--- Task goal ---
From the entries below, gather every line containing the string "Télécharger".

········

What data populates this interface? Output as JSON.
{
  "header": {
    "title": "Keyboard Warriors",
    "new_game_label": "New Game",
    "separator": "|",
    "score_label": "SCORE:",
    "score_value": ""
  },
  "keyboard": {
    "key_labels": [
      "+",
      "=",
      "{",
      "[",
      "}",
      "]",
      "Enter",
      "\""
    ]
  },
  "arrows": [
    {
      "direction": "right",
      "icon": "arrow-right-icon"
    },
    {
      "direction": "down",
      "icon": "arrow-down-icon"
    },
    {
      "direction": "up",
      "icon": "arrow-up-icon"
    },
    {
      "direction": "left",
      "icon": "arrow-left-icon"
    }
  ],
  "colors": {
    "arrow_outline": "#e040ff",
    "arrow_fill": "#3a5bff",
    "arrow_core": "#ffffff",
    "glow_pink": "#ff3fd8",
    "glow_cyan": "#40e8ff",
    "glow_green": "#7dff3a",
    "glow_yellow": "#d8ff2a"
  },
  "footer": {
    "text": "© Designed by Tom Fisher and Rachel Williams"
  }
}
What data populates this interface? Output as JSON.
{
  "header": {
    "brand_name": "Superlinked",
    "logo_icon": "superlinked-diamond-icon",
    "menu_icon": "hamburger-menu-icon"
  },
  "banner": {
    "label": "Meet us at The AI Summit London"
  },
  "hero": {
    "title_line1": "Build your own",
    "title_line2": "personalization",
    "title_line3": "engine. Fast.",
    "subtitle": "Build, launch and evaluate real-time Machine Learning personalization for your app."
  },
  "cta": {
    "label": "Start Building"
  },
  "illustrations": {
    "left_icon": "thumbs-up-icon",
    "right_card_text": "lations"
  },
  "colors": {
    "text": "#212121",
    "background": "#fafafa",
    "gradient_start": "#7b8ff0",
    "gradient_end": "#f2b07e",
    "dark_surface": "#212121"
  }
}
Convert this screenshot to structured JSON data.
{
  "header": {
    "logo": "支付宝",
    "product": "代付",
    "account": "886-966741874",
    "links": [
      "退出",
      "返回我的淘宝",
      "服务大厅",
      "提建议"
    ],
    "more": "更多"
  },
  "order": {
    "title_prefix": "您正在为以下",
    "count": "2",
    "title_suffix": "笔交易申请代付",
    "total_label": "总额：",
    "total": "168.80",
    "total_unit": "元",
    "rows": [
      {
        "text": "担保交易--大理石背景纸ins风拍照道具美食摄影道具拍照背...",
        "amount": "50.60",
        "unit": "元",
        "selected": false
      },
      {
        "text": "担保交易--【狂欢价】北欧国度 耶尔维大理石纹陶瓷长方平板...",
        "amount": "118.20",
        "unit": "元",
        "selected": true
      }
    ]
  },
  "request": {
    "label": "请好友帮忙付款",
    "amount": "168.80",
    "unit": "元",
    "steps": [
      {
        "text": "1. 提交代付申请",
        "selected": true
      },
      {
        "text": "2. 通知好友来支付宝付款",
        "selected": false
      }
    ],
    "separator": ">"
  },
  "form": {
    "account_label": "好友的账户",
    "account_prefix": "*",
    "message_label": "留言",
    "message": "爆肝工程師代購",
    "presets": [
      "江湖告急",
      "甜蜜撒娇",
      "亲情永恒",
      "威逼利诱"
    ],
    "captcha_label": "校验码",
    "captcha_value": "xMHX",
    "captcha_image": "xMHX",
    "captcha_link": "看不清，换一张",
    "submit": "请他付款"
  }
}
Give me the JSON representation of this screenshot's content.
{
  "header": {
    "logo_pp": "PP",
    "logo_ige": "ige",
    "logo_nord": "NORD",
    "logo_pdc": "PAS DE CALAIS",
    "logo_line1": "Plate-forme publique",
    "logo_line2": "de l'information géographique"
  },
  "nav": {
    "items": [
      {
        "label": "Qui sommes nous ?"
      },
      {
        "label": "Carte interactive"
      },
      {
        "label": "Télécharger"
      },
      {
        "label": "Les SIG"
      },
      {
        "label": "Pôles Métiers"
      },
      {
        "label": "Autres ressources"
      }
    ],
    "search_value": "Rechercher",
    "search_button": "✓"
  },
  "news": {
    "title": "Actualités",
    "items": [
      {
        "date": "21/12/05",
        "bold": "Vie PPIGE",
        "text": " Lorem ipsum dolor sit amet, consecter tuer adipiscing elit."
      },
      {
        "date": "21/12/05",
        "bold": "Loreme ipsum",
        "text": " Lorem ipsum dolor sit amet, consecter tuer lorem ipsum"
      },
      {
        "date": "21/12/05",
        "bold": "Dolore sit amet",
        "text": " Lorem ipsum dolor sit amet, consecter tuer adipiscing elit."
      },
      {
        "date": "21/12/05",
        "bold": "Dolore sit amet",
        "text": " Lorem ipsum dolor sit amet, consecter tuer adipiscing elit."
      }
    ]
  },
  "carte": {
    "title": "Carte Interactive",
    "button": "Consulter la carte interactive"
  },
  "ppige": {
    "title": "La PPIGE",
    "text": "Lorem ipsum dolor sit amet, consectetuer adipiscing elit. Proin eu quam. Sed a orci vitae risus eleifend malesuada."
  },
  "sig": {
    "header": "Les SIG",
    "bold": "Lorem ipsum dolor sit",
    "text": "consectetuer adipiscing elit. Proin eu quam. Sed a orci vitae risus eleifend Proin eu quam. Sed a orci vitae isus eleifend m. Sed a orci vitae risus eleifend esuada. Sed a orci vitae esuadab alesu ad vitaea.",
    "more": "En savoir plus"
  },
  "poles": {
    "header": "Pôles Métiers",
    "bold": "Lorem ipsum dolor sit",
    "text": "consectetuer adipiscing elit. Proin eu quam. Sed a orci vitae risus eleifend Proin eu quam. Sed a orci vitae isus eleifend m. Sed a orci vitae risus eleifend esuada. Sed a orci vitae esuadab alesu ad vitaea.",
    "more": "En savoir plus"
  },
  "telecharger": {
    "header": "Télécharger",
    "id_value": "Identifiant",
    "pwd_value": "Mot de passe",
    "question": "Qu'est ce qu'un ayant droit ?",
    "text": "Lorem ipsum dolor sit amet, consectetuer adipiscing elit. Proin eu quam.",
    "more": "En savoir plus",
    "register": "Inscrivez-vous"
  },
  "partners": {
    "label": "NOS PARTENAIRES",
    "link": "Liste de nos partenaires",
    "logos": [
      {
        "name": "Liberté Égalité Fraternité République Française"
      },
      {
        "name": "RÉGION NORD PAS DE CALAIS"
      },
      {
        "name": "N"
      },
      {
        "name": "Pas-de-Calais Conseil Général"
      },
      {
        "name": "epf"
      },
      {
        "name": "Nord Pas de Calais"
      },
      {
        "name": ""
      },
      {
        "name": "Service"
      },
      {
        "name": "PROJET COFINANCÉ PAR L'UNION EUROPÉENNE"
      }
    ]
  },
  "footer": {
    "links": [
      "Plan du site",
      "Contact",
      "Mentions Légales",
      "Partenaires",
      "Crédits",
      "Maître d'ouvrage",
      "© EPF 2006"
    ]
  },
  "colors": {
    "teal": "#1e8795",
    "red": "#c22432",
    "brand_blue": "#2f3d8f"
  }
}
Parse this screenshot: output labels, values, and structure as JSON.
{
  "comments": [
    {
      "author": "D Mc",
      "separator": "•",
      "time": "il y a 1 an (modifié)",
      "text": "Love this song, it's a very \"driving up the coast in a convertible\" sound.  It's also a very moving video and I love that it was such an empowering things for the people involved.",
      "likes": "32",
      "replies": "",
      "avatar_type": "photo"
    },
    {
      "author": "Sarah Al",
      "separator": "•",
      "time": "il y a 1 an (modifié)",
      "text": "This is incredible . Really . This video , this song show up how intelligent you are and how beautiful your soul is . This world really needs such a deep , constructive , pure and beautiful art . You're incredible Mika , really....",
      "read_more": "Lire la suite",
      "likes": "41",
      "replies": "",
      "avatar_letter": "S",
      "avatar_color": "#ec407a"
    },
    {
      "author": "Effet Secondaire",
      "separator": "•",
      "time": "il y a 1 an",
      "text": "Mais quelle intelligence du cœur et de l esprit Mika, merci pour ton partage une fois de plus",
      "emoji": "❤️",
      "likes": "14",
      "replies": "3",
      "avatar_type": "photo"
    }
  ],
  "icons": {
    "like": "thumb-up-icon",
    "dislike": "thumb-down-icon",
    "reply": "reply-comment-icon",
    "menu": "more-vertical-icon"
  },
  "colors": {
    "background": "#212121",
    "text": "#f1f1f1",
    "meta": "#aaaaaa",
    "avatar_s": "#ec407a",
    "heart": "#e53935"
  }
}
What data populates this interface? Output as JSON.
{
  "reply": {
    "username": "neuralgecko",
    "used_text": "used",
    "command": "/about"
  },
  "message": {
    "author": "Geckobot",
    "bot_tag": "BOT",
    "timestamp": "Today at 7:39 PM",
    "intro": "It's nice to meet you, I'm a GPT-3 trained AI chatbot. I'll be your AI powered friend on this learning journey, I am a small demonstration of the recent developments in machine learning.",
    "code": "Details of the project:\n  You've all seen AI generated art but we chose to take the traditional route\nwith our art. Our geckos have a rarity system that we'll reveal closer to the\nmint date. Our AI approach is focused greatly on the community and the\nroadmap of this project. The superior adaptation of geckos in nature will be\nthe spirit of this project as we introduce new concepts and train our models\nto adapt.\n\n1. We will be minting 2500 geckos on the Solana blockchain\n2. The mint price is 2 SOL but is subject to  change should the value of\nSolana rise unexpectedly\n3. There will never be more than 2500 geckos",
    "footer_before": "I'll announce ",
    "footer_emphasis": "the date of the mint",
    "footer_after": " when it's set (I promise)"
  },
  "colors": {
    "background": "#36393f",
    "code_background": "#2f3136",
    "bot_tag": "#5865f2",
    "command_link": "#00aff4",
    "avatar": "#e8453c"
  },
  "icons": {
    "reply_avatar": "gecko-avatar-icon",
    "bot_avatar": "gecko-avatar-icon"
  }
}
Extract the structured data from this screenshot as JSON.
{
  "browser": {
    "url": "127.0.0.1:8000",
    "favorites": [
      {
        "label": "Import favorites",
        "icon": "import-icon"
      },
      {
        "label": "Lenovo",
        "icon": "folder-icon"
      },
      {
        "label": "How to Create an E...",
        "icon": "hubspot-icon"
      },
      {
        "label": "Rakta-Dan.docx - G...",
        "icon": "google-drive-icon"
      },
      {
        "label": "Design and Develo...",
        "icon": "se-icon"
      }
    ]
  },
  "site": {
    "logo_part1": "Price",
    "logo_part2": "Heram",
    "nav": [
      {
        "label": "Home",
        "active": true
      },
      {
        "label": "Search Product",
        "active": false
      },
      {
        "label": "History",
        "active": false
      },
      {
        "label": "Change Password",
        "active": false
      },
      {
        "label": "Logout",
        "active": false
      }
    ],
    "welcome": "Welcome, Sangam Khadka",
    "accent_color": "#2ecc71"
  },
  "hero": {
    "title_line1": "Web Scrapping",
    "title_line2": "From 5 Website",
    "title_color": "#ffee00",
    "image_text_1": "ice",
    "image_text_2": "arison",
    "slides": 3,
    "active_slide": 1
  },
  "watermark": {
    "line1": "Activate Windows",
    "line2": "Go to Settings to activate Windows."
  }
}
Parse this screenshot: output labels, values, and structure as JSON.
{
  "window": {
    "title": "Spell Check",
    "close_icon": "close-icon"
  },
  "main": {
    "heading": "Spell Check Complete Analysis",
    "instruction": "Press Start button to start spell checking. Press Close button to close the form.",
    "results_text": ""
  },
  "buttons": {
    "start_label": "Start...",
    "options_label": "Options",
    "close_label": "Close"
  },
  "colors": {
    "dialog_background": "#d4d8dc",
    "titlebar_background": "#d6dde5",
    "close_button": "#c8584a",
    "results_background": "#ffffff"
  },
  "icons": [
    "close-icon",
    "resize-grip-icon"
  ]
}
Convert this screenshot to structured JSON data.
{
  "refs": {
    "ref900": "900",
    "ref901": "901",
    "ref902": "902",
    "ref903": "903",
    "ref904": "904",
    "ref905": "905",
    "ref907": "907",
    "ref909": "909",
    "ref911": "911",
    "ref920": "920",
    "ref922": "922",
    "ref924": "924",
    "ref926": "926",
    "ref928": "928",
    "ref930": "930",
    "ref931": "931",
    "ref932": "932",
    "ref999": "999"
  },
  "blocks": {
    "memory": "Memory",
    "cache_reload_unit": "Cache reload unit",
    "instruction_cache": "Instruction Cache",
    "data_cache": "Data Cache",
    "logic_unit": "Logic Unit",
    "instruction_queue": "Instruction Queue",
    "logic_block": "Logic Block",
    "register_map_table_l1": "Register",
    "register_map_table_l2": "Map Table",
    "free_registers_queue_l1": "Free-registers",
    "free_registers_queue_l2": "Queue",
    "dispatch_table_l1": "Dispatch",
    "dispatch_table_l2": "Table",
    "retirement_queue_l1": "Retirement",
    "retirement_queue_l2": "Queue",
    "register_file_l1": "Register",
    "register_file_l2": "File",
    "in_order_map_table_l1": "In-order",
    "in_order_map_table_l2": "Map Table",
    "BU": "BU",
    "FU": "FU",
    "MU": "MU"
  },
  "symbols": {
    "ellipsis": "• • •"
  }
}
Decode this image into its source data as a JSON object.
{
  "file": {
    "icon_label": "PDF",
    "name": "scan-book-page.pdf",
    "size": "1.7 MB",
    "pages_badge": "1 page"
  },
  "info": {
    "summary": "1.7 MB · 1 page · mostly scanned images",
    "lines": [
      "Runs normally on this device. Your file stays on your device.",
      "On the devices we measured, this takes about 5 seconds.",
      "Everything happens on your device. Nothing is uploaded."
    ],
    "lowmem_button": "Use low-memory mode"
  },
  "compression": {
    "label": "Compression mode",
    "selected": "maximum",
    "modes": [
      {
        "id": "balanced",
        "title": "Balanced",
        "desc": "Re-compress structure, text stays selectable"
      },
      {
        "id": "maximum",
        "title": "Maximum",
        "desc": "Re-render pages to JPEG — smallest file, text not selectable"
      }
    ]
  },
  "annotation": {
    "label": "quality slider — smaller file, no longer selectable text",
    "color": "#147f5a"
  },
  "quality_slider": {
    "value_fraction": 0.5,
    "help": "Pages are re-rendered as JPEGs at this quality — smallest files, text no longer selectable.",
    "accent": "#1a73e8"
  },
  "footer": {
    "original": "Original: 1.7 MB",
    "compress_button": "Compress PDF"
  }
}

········

--- Task output ---
        "label": "Télécharger"
    "header": "Télécharger",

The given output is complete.